Lovergine’s hard work earned him the You Go the Distance Award, which Superintendent Melissa Burak presented him with at the Nov. 10 Board of Education  meeting. Although this award is typically given out at the end of the school year, Burak made an exception in order to honor Lovergine before his retirement. This award recognized him for being a staff member who has gone above and beyond to serve the Lynbrook students and community. Specifically, it was awarded to him because he decided to stay an extra year in order to make sure the transition into the new building went smoothly.

“Mr. Lovergine is a genuinely positive person and kind-hearted,” Burak said. “Lynbrook High School is not just where he works but is his second home. He takes great pride in making the building clean and attractive for all who work and study. We value his work ethic and appreciate his positivity.” 

Burak also discussed her feelings about Lovergine’s retirement, explaining that she has “mixed emotions” because “selfishly, she does not want him to ever leave.” But, she said, “No one deserves to enjoy life more than him.

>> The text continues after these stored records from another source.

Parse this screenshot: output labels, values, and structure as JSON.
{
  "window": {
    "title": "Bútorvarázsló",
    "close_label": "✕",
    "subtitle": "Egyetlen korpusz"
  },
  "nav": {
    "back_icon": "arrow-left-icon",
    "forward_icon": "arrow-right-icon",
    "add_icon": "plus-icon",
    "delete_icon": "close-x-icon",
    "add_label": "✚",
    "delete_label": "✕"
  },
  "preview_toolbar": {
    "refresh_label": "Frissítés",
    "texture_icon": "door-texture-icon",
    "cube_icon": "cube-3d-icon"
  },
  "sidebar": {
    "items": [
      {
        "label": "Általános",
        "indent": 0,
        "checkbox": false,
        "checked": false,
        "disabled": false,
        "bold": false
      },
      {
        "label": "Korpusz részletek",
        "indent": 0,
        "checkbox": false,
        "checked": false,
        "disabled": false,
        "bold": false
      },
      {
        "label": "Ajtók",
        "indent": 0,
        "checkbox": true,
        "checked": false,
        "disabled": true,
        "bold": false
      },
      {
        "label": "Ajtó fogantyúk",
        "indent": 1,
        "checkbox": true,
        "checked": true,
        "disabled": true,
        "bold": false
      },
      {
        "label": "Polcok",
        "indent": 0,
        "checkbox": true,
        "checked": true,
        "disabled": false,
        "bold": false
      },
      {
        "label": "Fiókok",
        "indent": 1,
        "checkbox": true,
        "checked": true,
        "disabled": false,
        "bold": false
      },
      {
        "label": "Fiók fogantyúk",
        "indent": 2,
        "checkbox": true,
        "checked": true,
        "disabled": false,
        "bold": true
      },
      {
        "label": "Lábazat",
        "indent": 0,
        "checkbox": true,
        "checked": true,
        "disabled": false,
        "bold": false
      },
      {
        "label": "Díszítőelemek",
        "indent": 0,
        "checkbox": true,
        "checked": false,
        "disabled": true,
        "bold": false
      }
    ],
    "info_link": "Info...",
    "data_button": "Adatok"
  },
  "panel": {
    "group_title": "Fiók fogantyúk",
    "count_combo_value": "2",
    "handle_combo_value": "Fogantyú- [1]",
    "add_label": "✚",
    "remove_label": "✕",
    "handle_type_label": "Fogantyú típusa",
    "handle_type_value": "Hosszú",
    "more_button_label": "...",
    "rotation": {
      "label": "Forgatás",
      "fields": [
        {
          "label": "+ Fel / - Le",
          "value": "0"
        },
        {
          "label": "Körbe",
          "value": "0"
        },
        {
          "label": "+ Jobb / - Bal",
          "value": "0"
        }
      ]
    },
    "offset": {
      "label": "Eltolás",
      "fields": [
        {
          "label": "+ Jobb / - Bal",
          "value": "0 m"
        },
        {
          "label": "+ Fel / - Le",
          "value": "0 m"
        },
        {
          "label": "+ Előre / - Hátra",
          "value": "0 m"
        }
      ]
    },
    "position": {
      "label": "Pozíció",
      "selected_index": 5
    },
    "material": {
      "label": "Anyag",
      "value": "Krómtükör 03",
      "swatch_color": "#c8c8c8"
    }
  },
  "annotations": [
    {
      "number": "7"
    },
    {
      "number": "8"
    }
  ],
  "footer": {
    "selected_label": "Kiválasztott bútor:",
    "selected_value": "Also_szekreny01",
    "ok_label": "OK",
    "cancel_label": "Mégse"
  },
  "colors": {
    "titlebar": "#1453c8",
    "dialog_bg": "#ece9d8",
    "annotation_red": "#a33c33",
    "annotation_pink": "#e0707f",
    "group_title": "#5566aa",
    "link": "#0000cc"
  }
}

He has given so much to all of us that it is now time for him to do so for himself.”

Lovergine views his retirement as “bittersweet”; while he is sad to leave Lynbrook, he is excited to enjoy more time with his family. He plans to go on more vacations, like to Disney World this February. He is also looking forward to relaxing at home with his wife, his two children and their families, and his dog, Chase. He discussed his time at Lynbrook, explaining that he appreciates “having a great team to work with” and that “working at LHS has been very fulfilling.” He has loved getting to know the staff, administration, and students and will miss the LHS community when he retires. As Brescia stated, Lovergine is leaving LHS “with his head held high.” 

“I couldn’t be happier for the entire Lovergine family that Bob is going to finally retire,” Sarosy said. “While it will be a huge loss for our building, I am so incredibly grateful for all that I have learned from him.”